Product Listing

LG LM9600 55-inch Cinema 3D Smart TV - Full Assault!

By Andy Sim - 29 Apr 2012

SD & HD Tests

Standard-Definition Tests

X-Men: The Last Stand (DVD)

To assess the real capabilities of a HDTV's video processor, we believe standard-definition images are better 'stressors' compared to 1080p content. In any case, we've been told the LM9600 has been fitted with an updated resolution upscaler, and we'll see how it holds up with the X-Men DVD. For starters, LG's local dimming option should be made mandatory with this model. What do we mean by that? To begin with, enabling this feature helps reduce backlight bleeds at the corners as mentioned previously. On the other hand, we also observed that shadow details were compromised as a result when it's set to High. Some call this the 'black crush' phenomenon. Being so, the Medium local dimming selection would be your best bet in obtaining an ideal balance between black levels and picture detail. The TV's Super Resolution feature is critical for DVD playback as well, since it cleans up noise artifacts and sharpens the picture by a fair bit too. To add, motion-tearing was also less apparent (without TruMotion applied) compared to LG's first Cinema 3D Smart TV we've reviewed last year. LG has a new feature called Preferred Color under the TV's Advanced presets with three main options - Skin Color, Grass Color, and Sky Color. The Skin Color is set to "-3" by default, although we feel that a value of "-2" yields the best result.

Avoid the TV's Dynamic Color setting at all costs! In this instance, the road took on a blueish hue instead of its natural pale grey tone with Dynamic Color set to High. This feature is effective in boosting colors but it also offsets color balances as well.  

LG has accomplished credible results this time when it comes to processing standard-definition videos. Kudos to them (and the Triple XD Engine) for the confidently upscaled images as well as a sizable reduction in motion-tearing and compression artifacts.


High-Definition Tests

Corpse Bride (Blu-ray)
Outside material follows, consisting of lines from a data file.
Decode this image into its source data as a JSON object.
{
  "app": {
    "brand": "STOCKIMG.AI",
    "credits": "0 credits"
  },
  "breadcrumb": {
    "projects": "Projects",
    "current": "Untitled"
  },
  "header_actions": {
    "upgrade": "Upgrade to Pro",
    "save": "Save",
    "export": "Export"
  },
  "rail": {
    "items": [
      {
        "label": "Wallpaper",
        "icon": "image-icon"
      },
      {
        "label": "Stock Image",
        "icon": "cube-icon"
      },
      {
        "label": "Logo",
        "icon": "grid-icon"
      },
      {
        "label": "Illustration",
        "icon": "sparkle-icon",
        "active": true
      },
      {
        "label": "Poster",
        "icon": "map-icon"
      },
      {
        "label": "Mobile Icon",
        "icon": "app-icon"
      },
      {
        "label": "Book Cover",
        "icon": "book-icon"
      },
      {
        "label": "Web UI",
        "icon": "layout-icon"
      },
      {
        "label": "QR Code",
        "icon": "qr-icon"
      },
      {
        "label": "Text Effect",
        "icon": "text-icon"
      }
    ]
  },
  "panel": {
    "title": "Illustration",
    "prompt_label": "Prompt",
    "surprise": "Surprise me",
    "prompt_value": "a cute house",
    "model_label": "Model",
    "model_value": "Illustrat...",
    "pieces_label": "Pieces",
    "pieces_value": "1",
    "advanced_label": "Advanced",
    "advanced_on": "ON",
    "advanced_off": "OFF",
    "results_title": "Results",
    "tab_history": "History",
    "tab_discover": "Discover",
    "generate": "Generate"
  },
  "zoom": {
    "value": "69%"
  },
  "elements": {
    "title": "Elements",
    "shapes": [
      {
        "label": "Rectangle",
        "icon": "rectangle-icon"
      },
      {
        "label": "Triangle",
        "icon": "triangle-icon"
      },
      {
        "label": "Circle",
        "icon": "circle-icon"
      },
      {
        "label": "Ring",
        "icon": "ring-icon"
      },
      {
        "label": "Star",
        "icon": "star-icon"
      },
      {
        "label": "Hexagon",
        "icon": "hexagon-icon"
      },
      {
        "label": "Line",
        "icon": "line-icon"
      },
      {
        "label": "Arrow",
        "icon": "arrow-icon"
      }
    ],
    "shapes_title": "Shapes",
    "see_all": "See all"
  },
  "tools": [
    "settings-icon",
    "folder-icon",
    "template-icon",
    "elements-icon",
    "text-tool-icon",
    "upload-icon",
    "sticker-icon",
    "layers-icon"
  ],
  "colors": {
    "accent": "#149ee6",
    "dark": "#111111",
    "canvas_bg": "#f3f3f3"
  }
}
Tim Burton's gothic animation was fairly watchable without the need for too many picture enhancements to be enabled. Again, we have to stress that the TV's local dimming attribute is a must-have here, not unless you can live with cloudy blacks at the periphery of the display. Next, we put LG's frame interpolation and backlight scanning to the test. TruMotion (1000Hz) comes in four modes - Off, Smooth, Clear, and Clear Plus, each with its own "de-judder" and "de-blur" values. On its own, the LM9600 was capable of producing crisp visuals with natural colors which we can vouch. With Trumotion, however, onscreen movements and camera pans became unrealistically smooth. And since there were little instances of smearing or judder natively, we figure there is little reason to enable TruMotion at all. On the contrary, one of LG's best weapon lies with its Real Cinema (or 24p processing) instead. And as recommended in our previous test, we strongly suggest you activate this feature with most of your Blu-ray content. And as noted on our DisplayMate test, we hereby confirm that horizontal viewing angles are excellent on this advanced IPS panel.

All the buttons on Victoria's dress are clearly visible in this scene. Details are nicely fleshed out without sacrificing black levels, including those on Victor's hair in the foreground.
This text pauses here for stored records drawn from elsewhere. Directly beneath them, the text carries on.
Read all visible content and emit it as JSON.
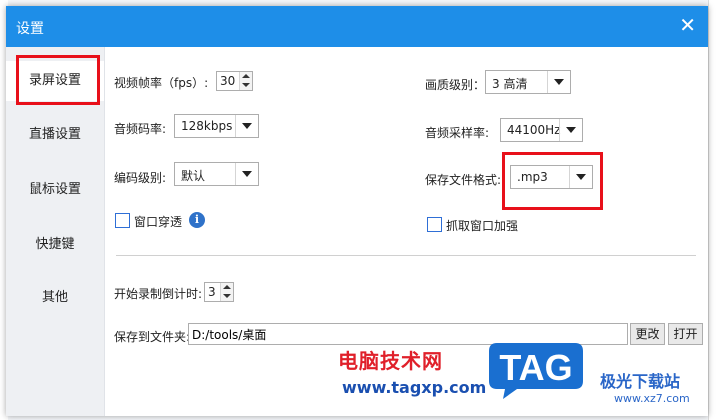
{
  "window": {
    "title": "设置"
  },
  "sidebar": {
    "items": [
      {
        "label": "录屏设置"
      },
      {
        "label": "直播设置"
      },
      {
        "label": "鼠标设置"
      },
      {
        "label": "快捷键"
      },
      {
        "label": "其他"
      }
    ]
  },
  "form": {
    "fps_label": "视频帧率（fps）:",
    "fps_value": "30",
    "quality_label": "画质级别：",
    "quality_value": "3 高清",
    "audio_bitrate_label": "音频码率:",
    "audio_bitrate_value": "128kbps",
    "sample_rate_label": "音频采样率:",
    "sample_rate_value": "44100Hz",
    "encoding_label": "编码级别:",
    "encoding_value": "默认",
    "format_label": "保存文件格式:",
    "format_value": ".mp3",
    "window_passthrough_label": "窗口穿透",
    "enhance_capture_label": "抓取窗口加强",
    "countdown_label": "开始录制倒计时:",
    "countdown_value": "3",
    "save_folder_label": "保存到文件夹:",
    "save_folder_value": "D:/tools/桌面",
    "change_button": "更改",
    "open_button": "打开"
  },
  "watermark": {
    "site_name": "电脑技术网",
    "site_url": "www.tagxp.com",
    "tag_logo": "TAG",
    "brand2": "极光下载站",
    "brand2_url": "www.xz7.com"
  },
  "colors": {
    "titlebar": "#1e8ee8",
    "highlight": "#e8101a",
    "tag_logo_bg": "#1a6fd0"
  }
}
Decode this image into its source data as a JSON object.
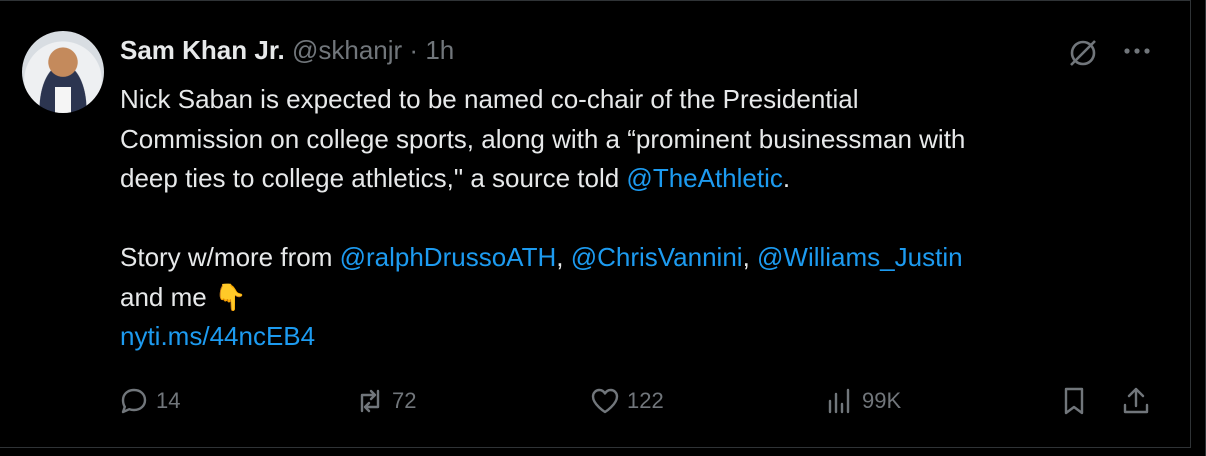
{
  "author": {
    "name": "Sam Khan Jr.",
    "handle": "@skhanjr",
    "separator": "·",
    "time": "1h"
  },
  "tweet": {
    "line1": "Nick Saban is expected to be named co-chair of the Presidential",
    "line2": "Commission on college sports, along with a “prominent businessman with",
    "line3a": "deep ties to college athletics,\" a source told ",
    "mention1": "@TheAthletic",
    "line3b": ".",
    "line5a": "Story w/more from ",
    "mention2": "@ralphDrussoATH",
    "sep1": ", ",
    "mention3": "@ChrisVannini",
    "sep2": ", ",
    "mention4": "@Williams_Justin",
    "line6": "and me ",
    "emoji": "👇",
    "link": "nyti.ms/44ncEB4"
  },
  "actions": {
    "replies": "14",
    "reposts": "72",
    "likes": "122",
    "views": "99K"
  },
  "icons": {
    "more": "more-horizontal-icon",
    "grok": "grok-icon"
  },
  "colors": {
    "accent": "#1d9bf0",
    "muted": "#71767b",
    "text": "#e7e9ea",
    "background": "#000000"
  }
}
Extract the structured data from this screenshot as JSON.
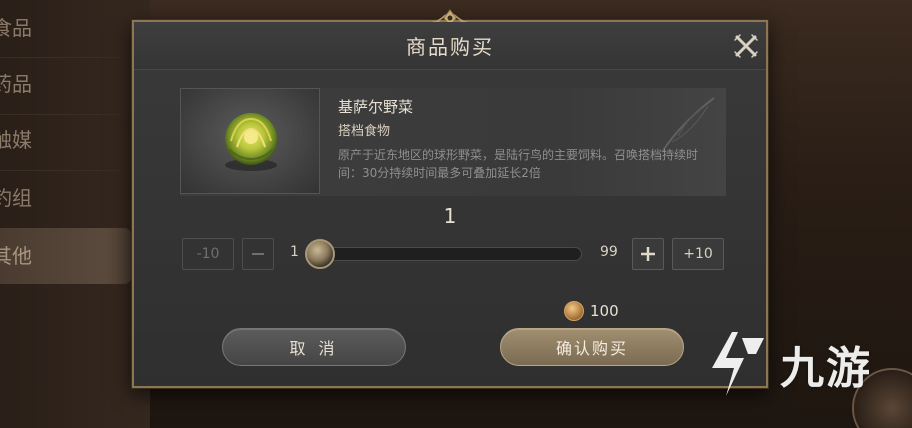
{
  "background": {
    "categories": [
      "食品",
      "药品",
      "触媒",
      "钓组",
      "其他"
    ],
    "active_index": 4
  },
  "dialog": {
    "title": "商品购买",
    "close_icon": "close-icon"
  },
  "item": {
    "name": "基萨尔野菜",
    "type": "搭档食物",
    "description": "原产于近东地区的球形野菜，是陆行鸟的主要饲料。召唤搭档持续时间：30分持续时间最多可叠加延长2倍",
    "icon": "cabbage-icon"
  },
  "quantity": {
    "value": "1",
    "min": "1",
    "max": "99",
    "minus10_label": "-10",
    "minus_label": "—",
    "plus_label": "+",
    "plus10_label": "+10",
    "fraction": 0.0
  },
  "price": {
    "amount": "100",
    "currency_icon": "coin-icon"
  },
  "buttons": {
    "cancel": "取 消",
    "confirm": "确认购买"
  },
  "watermark": {
    "text": "九游"
  },
  "colors": {
    "gold_border": "#8c7752",
    "confirm_button": "#8f7f61",
    "cancel_button": "#505050"
  }
}
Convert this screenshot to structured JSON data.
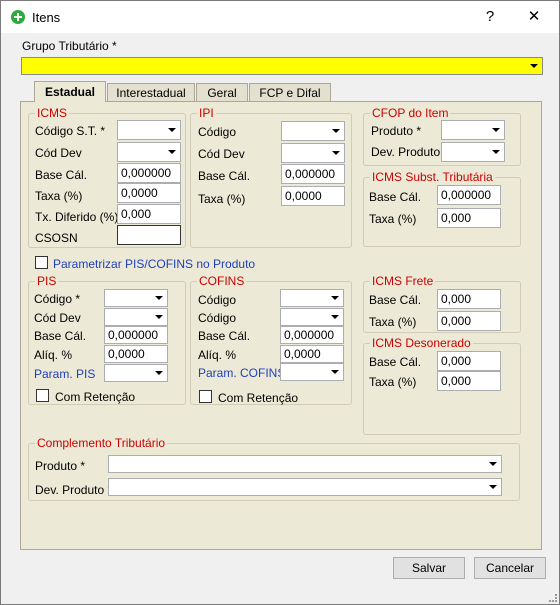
{
  "window": {
    "title": "Itens",
    "help": "?",
    "close": "✕"
  },
  "grupo": {
    "label": "Grupo Tributário *",
    "value": ""
  },
  "tabs": [
    "Estadual",
    "Interestadual",
    "Geral",
    "FCP e Difal"
  ],
  "icms": {
    "title": "ICMS",
    "codigo_st": "Código S.T. *",
    "cod_dev": "Cód Dev",
    "base_cal": "Base Cál.",
    "base_cal_value": "0,000000",
    "taxa": "Taxa (%)",
    "taxa_value": "0,0000",
    "tx_diferido": "Tx. Diferido (%)",
    "tx_diferido_value": "0,000",
    "csosn": "CSOSN",
    "csosn_value": ""
  },
  "ipi": {
    "title": "IPI",
    "codigo": "Código",
    "cod_dev": "Cód Dev",
    "base_cal": "Base Cál.",
    "base_cal_value": "0,000000",
    "taxa": "Taxa (%)",
    "taxa_value": "0,0000"
  },
  "cfop": {
    "title": "CFOP do Item",
    "produto": "Produto *",
    "dev_produto": "Dev. Produto"
  },
  "icms_st": {
    "title": "ICMS Subst. Tributária",
    "base_cal": "Base Cál.",
    "base_cal_value": "0,000000",
    "taxa": "Taxa (%)",
    "taxa_value": "0,000"
  },
  "param_pis_cofins": "Parametrizar PIS/COFINS no Produto",
  "pis": {
    "title": "PIS",
    "codigo": "Código *",
    "cod_dev": "Cód Dev",
    "base_cal": "Base Cál.",
    "base_cal_value": "0,000000",
    "aliq": "Alíq. %",
    "aliq_value": "0,0000",
    "param": "Param. PIS",
    "retencao": "Com Retenção"
  },
  "cofins": {
    "title": "COFINS",
    "codigo": "Código",
    "codigo2": "Código",
    "base_cal": "Base Cál.",
    "base_cal_value": "0,000000",
    "aliq": "Alíq. %",
    "aliq_value": "0,0000",
    "param": "Param. COFINS",
    "retencao": "Com Retenção"
  },
  "icms_frete": {
    "title": "ICMS Frete",
    "base_cal": "Base Cál.",
    "base_cal_value": "0,000",
    "taxa": "Taxa (%)",
    "taxa_value": "0,000"
  },
  "icms_desonerado": {
    "title": "ICMS Desonerado",
    "base_cal": "Base Cál.",
    "base_cal_value": "0,000",
    "taxa": "Taxa (%)",
    "taxa_value": "0,000"
  },
  "complemento": {
    "title": "Complemento Tributário",
    "produto": "Produto *",
    "dev_produto": "Dev. Produto *"
  },
  "buttons": {
    "salvar": "Salvar",
    "cancelar": "Cancelar"
  },
  "colors": {
    "grupo_bg": "#ffff00",
    "panel_bg": "#ecead6",
    "group_title": "#cc0000",
    "link_blue": "#1f3fbf"
  }
}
This test shot was captured with only local dimming and Real Cinema enabled. Highlights around her fringe was used to determine the best mix of picture detail and blacks.
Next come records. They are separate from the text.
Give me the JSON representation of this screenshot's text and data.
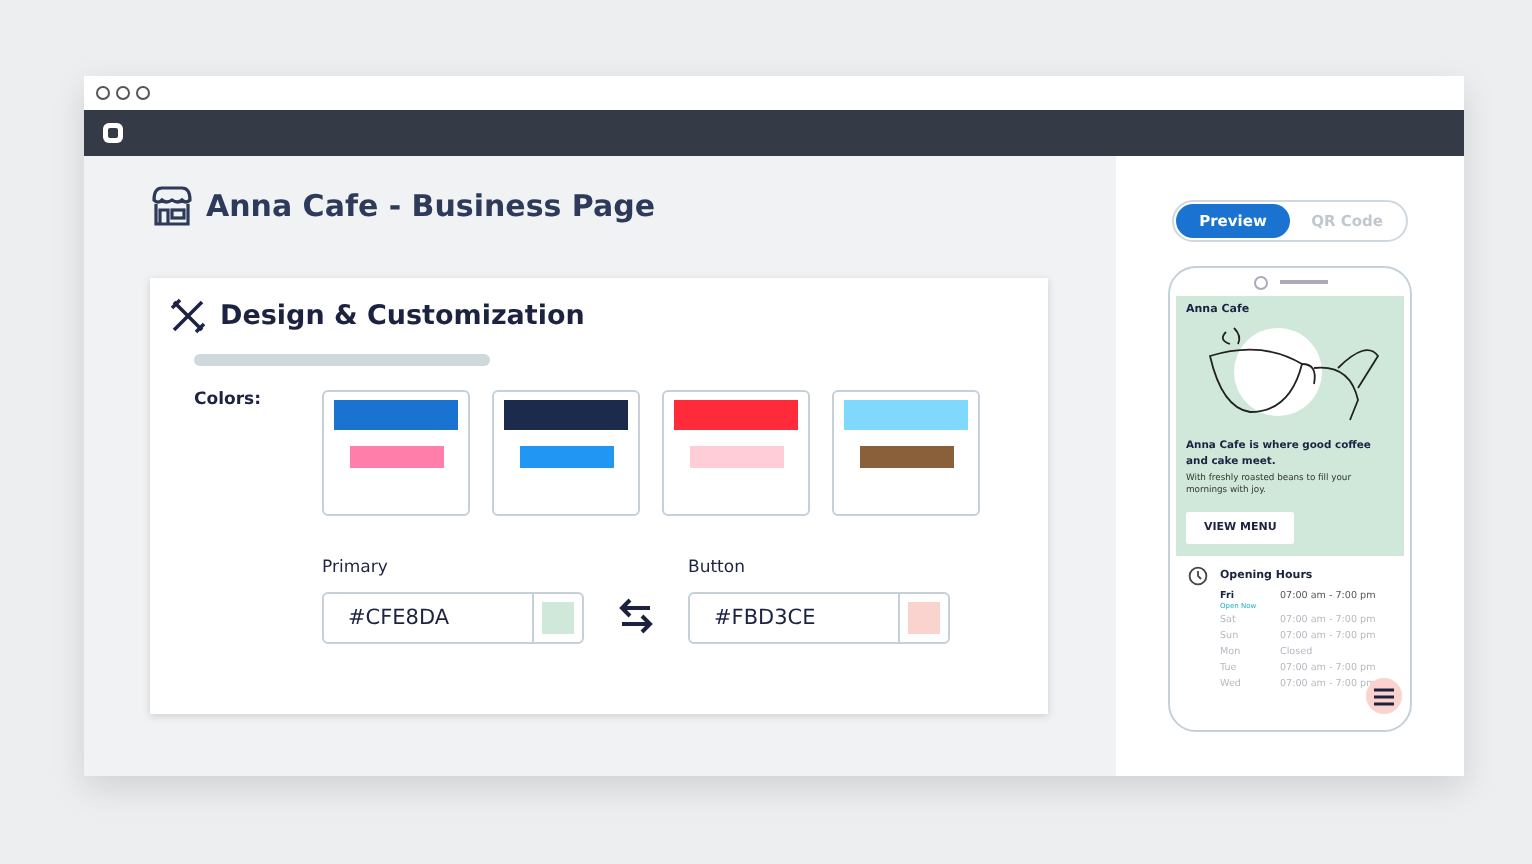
{
  "page": {
    "title": "Anna Cafe - Business Page"
  },
  "design": {
    "title": "Design & Customization",
    "colors_label": "Colors:",
    "palettes": [
      {
        "colors": [
          {
            "color": "#1a73d0"
          },
          {
            "color": "#ff7eaa"
          }
        ]
      },
      {
        "colors": [
          {
            "color": "#1c2a4b"
          },
          {
            "color": "#2196f3"
          }
        ]
      },
      {
        "colors": [
          {
            "color": "#ff2a3a"
          },
          {
            "color": "#ffcdd8"
          }
        ]
      },
      {
        "colors": [
          {
            "color": "#80d8fc"
          },
          {
            "color": "#8a603a"
          }
        ]
      }
    ],
    "primary": {
      "label": "Primary",
      "value": "#CFE8DA",
      "color": "#cfe8da"
    },
    "button": {
      "label": "Button",
      "value": "#FBD3CE",
      "color": "#fbd3ce"
    }
  },
  "preview": {
    "tabs": [
      {
        "label": "Preview",
        "selected": true
      },
      {
        "label": "QR Code",
        "selected": false
      }
    ],
    "phone": {
      "name": "Anna Cafe",
      "headline": "Anna Cafe is where good coffee and cake meet.",
      "subtext": "With freshly roasted beans to fill your mornings with joy.",
      "cta": "VIEW MENU",
      "hours_title": "Opening Hours",
      "hours": [
        {
          "day": "Fri",
          "time": "07:00 am  - 7:00 pm",
          "today": true,
          "note": "Open Now"
        },
        {
          "day": "Sat",
          "time": "07:00 am  - 7:00 pm",
          "today": false
        },
        {
          "day": "Sun",
          "time": "07:00 am  - 7:00 pm",
          "today": false
        },
        {
          "day": "Mon",
          "time": "Closed",
          "today": false
        },
        {
          "day": "Tue",
          "time": "07:00 am  - 7:00 pm",
          "today": false
        },
        {
          "day": "Wed",
          "time": "07:00 am  - 7:00 pm",
          "today": false
        }
      ]
    }
  }
}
Advanced configurations used for Blu-ray playback
Function Recommended Settings 
Dynamic Contrast Off
Dynamic Color Off
Clear White  Low
Preferred Color Skin Color: -2, Grass Color: 0, Sky Color: 0
Super Resolution Off (On for DVDs)
Gamma Medium
Noise Reduction High 
MPEG Noise Reduction Low
Black Level Low
Real Cinema  On
Eye Care Off
LED Local Dimming Medium
TruMotion Off
  • Design 9.5
  • 3D Performance 8.5
  • HD Performance 9
  • SD Performance 9
  • Features 9.5
  • Value 8.5
The Good
Gorgeous Cinema Screen design
Natural colors with vivid details
Wide range of Wi-Fi standards
Excellent horizontal viewing angles
The Bad
Limited 3D vertical viewing angles